Dataset records Block Start

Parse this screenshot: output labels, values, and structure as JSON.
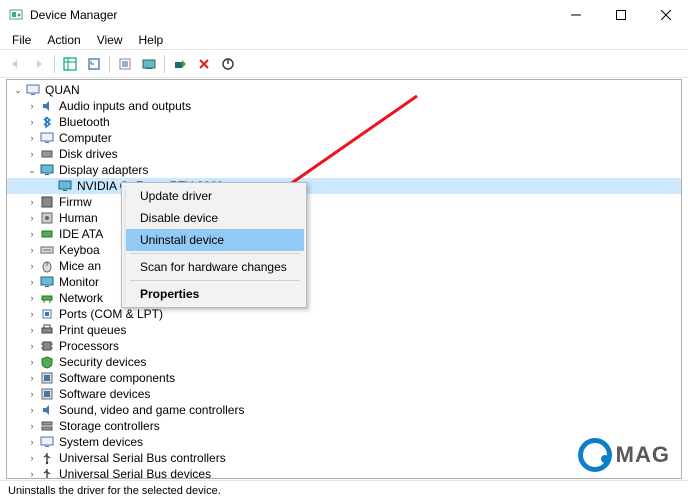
{
  "window": {
    "title": "Device Manager"
  },
  "menu": {
    "file": "File",
    "action": "Action",
    "view": "View",
    "help": "Help"
  },
  "tree": {
    "root": "QUAN",
    "nodes": [
      {
        "label": "Audio inputs and outputs"
      },
      {
        "label": "Bluetooth"
      },
      {
        "label": "Computer"
      },
      {
        "label": "Disk drives"
      },
      {
        "label": "Display adapters",
        "expanded": true,
        "children": [
          {
            "label": "NVIDIA GeForce RTX 3060",
            "selected": true
          }
        ]
      },
      {
        "label": "Firmw"
      },
      {
        "label": "Human"
      },
      {
        "label": "IDE ATA"
      },
      {
        "label": "Keyboa"
      },
      {
        "label": "Mice an"
      },
      {
        "label": "Monitor"
      },
      {
        "label": "Network"
      },
      {
        "label": "Ports (COM & LPT)"
      },
      {
        "label": "Print queues"
      },
      {
        "label": "Processors"
      },
      {
        "label": "Security devices"
      },
      {
        "label": "Software components"
      },
      {
        "label": "Software devices"
      },
      {
        "label": "Sound, video and game controllers"
      },
      {
        "label": "Storage controllers"
      },
      {
        "label": "System devices"
      },
      {
        "label": "Universal Serial Bus controllers"
      },
      {
        "label": "Universal Serial Bus devices"
      }
    ]
  },
  "context_menu": {
    "update": "Update driver",
    "disable": "Disable device",
    "uninstall": "Uninstall device",
    "scan": "Scan for hardware changes",
    "properties": "Properties"
  },
  "status": {
    "text": "Uninstalls the driver for the selected device."
  },
  "watermark": {
    "text": "MAG"
  }
}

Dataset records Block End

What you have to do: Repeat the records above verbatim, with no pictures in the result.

Answer for this exercise:
Parse this screenshot: output labels, values, and structure as JSON.
{
  "window": {
    "title": "Device Manager"
  },
  "menu": {
    "file": "File",
    "action": "Action",
    "view": "View",
    "help": "Help"
  },
  "tree": {
    "root": "QUAN",
    "nodes": [
      {
        "label": "Audio inputs and outputs"
      },
      {
        "label": "Bluetooth"
      },
      {
        "label": "Computer"
      },
      {
        "label": "Disk drives"
      },
      {
        "label": "Display adapters",
        "expanded": true,
        "children": [
          {
            "label": "NVIDIA GeForce RTX 3060",
            "selected": true
          }
        ]
      },
      {
        "label": "Firmw"
      },
      {
        "label": "Human"
      },
      {
        "label": "IDE ATA"
      },
      {
        "label": "Keyboa"
      },
      {
        "label": "Mice an"
      },
      {
        "label": "Monitor"
      },
      {
        "label": "Network"
      },
      {
        "label": "Ports (COM & LPT)"
      },
      {
        "label": "Print queues"
      },
      {
        "label": "Processors"
      },
      {
        "label": "Security devices"
      },
      {
        "label": "Software components"
      },
      {
        "label": "Software devices"
      },
      {
        "label": "Sound, video and game controllers"
      },
      {
        "label": "Storage controllers"
      },
      {
        "label": "System devices"
      },
      {
        "label": "Universal Serial Bus controllers"
      },
      {
        "label": "Universal Serial Bus devices"
      }
    ]
  },
  "context_menu": {
    "update": "Update driver",
    "disable": "Disable device",
    "uninstall": "Uninstall device",
    "scan": "Scan for hardware changes",
    "properties": "Properties"
  },
  "status": {
    "text": "Uninstalls the driver for the selected device."
  },
  "watermark": {
    "text": "MAG"
  }
}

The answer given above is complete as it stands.